Working on correcting a pattern of speech sound substitution errors (i.e. wed instead of red)? Kids will have a ball when you use the minimal pairs technique with these colorful eggs! On one egg, write a word beginning with the target sound (e.g. /r/ for “red”) and, on a second egg, write a word with the error (e.g. /w/ for “wed”). Ask them to close their eyes as you hide an object in the egg that displays the sound being targeted (e.g. “red”). To get the prize within the egg, they must try to correctly articulate the sound.
Write words containing the sound you would like your kids to practice on the surface of an egg and then let them enjoy the surprise inside as a reward! You can even use one egg to focus on the sound as it occurs at the beginning of the word (e.g “sun”), another for the middle (e.g. “messy”) and one more for the ends of words (e.g “dress“).
3. Phonological Awareness – Rhyming
Phonological awareness, our understanding of the sound structure in words, is an important prerequisite skill for reading. Rhyming helps children understand the patterns and structure of written and spoken language.
Write simple words (e.g. cat) on the bottom half of your eggs. Take an egg top with a different color and write the rhyming word. Separate all the eggs and have your kids assemble the eggs that rhyme!
4. Phonemic Awareness – Blending
Phonemic awareness is a subset of phonological awareness and has been found to help children read, comprehend and spell words. This phoneme blending egg-tivity helps children hear, identify and manipulate sound units in words.
Write a sound on the edge of one half of an egg and write word endings on the other half as demonstrated in this photo. Rotate the bottom half of the egg for practice blending different words. When finished, crack open the egg for a fun treat within!
5. Early Communication – Pointing
Want to help a young communicator learn the valuable skill of pointing? Put a treat in one egg and hold it one hand. Hold an empty egg in the other and encourage him or her to point to the one containing the desired object.
6. WH Questions
Take five eggs and put a different question word on each (i.e. who, what, when, where, why). Place the eggs on the floor or a table and play “Eggroll!” Roll each egg as far as you can and ask a “wh” question using the word on the egg that rolled the farthest. This can be used for social skills (“where do you like to go?”), story comprehension (“where does the story take place?”) or general language comprehension (“where does a sheep live?”).

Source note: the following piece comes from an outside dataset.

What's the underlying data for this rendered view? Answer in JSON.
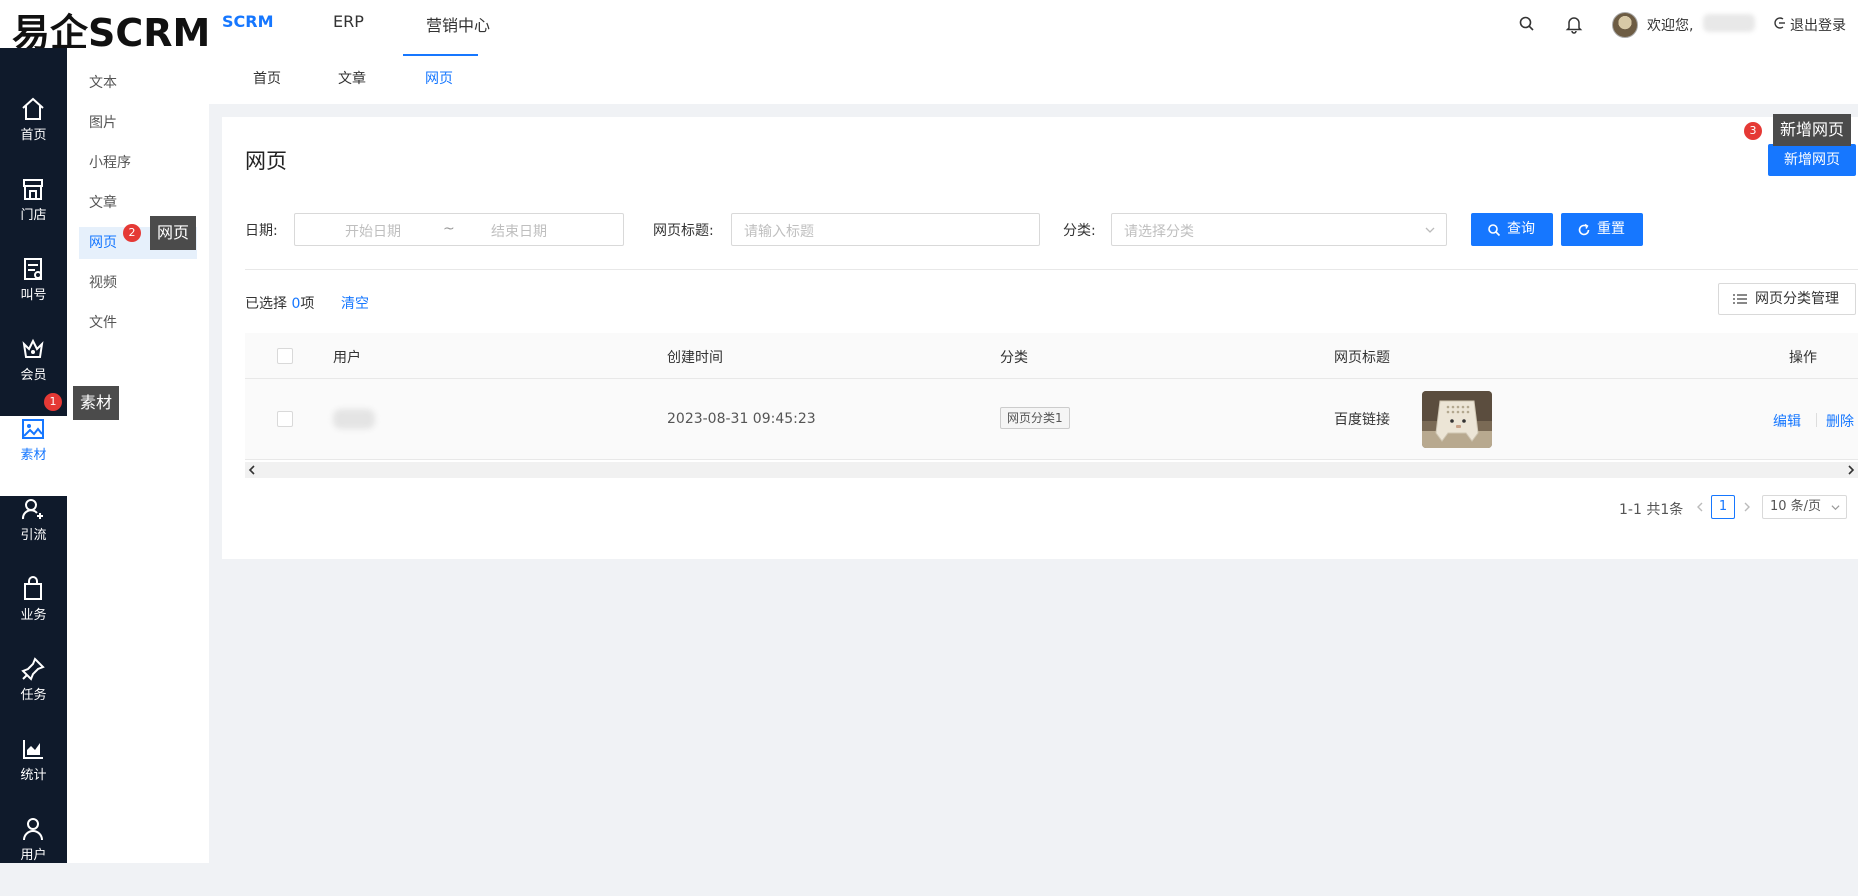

Take colors to a whole new level ask you play the “Color Category Egg Toss!” Let’s say you pick up a yellow egg. Each time you toss it, name an item that is yellow. Try to name as many words as possible for each color!
Teach personal and possessive pronouns to young children using the eggs and a basket. Have one child play the Easter Bunny (or the teacher) and pass out eggs using the bold words below to fill in the blanks!:
“I have the blue egg. The blue egg is mine.”
“You have the green egg. The green egg is yours.”
“He has the red egg. The red egg is his.”
“She has the purple egg. The purple egg is hers.”
“They have multicolored eggs. The multicolored eggs are theirs.”
“We all have eggs. These eggs are ours.”
Children will follow directions with prepositions as you ask them to hide the eggs in various locations for an egg hunt. Put the egg under the desk, next to the pencil, in the bag, above the book, between the basket and the candy and so on!
You can also teach children to use prepositions expressively as you move eggs around the room and ask them to describe where you put them!
Who doesn’t love an egg hunt? This language-rich egg hunt idea is arguably more fun and much more enriching! Come up with clues to describe where the eggs are hidden. For example, if you hide an egg under the desk you can say “the next egg is hidden under a furniture item with drawers.”
Simple yet filled with possibilities, right? As Leonardo da Vinci once said “simplicity is the ultimate sophistication.” These colorful capsules are packed with speech and language potential. Enjoy!